We can do better for our loved ones on the streets of Kensington.  To that end, I invite you to continue reading "Kensington Does Not Have an Opioid Crisis!"


End Notes:

[i] Krokodil side effects

The most recognized side effect of krokodil is scaly green and black skin that develops shortly after injecting the drug.

Based on reports, people don’t need to use the drug for long to experience permanent and serious tissue damage that extends as deep as the bone.

Let’s take a closer look at the side effects responsible for the drug’s street name as well as its other side effects.

Skin necrosis

According to reports Trusted Source, people develop significant swelling and pain in the area where the drug is injected. This is followed by skin discoloration and scaling. Eventually large areas of ulceration occur where the tissue dies.

The damage is believed to be at least partly caused by the toxic effect of the additives used to make the drug, most of which are erosive to skin.

The drug is also not purified before injection. This may explain why the skin irritation happens almost immediately after injection.

Muscle and cartilage damage

The ulcerated skin often progresses to severe muscle and cartilage damage. The skin continues to ulcerate, eventually sloughing off and exposing the bone underneath.

Krokodil is 10 times Trusted Source more potent than morphine. Because of its pain-relieving effects, many people who use the drug ignore these side effects and put off treatment until extensive damage has been done, including gangrene.

Blood vessel damage

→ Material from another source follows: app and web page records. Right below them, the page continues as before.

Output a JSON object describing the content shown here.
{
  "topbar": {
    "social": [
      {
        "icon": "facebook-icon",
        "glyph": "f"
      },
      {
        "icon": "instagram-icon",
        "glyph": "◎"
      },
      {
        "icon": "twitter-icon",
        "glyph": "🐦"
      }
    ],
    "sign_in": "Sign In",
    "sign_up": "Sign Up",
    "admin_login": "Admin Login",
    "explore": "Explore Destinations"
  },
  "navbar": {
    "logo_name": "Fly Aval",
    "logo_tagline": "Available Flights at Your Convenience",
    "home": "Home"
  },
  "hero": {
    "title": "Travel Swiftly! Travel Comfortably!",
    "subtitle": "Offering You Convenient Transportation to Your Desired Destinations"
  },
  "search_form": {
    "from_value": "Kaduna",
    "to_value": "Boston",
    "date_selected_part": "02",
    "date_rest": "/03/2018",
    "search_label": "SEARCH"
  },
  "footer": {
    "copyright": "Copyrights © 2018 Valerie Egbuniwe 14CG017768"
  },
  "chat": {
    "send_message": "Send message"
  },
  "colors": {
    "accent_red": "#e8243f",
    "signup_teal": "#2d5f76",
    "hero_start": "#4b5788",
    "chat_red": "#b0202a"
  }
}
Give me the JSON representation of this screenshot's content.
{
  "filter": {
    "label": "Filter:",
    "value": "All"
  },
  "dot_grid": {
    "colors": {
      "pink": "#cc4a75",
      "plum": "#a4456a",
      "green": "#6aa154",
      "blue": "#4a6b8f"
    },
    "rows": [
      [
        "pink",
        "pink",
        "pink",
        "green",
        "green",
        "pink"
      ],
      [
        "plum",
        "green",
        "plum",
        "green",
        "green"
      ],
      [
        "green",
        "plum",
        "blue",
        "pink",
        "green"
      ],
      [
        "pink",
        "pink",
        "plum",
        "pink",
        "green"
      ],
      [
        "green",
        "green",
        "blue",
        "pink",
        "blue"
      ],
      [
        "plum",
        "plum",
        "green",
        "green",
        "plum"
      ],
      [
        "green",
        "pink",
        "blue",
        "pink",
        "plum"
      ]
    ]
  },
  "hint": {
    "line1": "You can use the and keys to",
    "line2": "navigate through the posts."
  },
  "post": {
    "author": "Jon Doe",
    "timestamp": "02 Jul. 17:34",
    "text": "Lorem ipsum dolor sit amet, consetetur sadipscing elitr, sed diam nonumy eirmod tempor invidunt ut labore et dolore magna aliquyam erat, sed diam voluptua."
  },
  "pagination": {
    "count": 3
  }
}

Krokodil can damage the blood vessels that prevent the body’s tissues from getting the blood it needs. Blood vessel damage associated with the drug can cause gangrene. It can also lead to thrombophlebitis, which is inflammation of a vein caused by a blood clot.

Bone damage

Bone infections (osteomyelitis) and bone death (osteonecrosis) in parts of the body separate from the injection site have also been reported.

Bacteria are able to enter the bone through the deep tissue wounds, causing infection. Bone death occurs when blood flow to the bone slows or is stopped.

Amputation is sometimes needed to treat this type of damage.

Use of krokodil has been associated with a number of other serious side effects and complications, including:

·         pneumonia

·         meningitis

·         sepsis, also referred to as blood poisoning

·         kidney failure

·         liver damage

·         brain damage

·         drug overdose

·         death


Krokodil (desomorphine) is a dangerous and potentially fatal drug that causes a number of side effects.

Its toxic effects are experienced immediately after injecting it and progress very quickly.

If you or someone you know is using krokodil or misusing other opioids, here’s how to get help.

Last medically reviewed on August 6, 2019 


[ii] neglect

1. Failure of a health care provider or caregiver to observe due care and diligence in performing services or delivering medicine or other products so as to avoid harming a patient.

2. Generally, indifference or inadequate attention to one's responsibilities in regard to self-care, care of others, or other aspects of one's personal or professional life.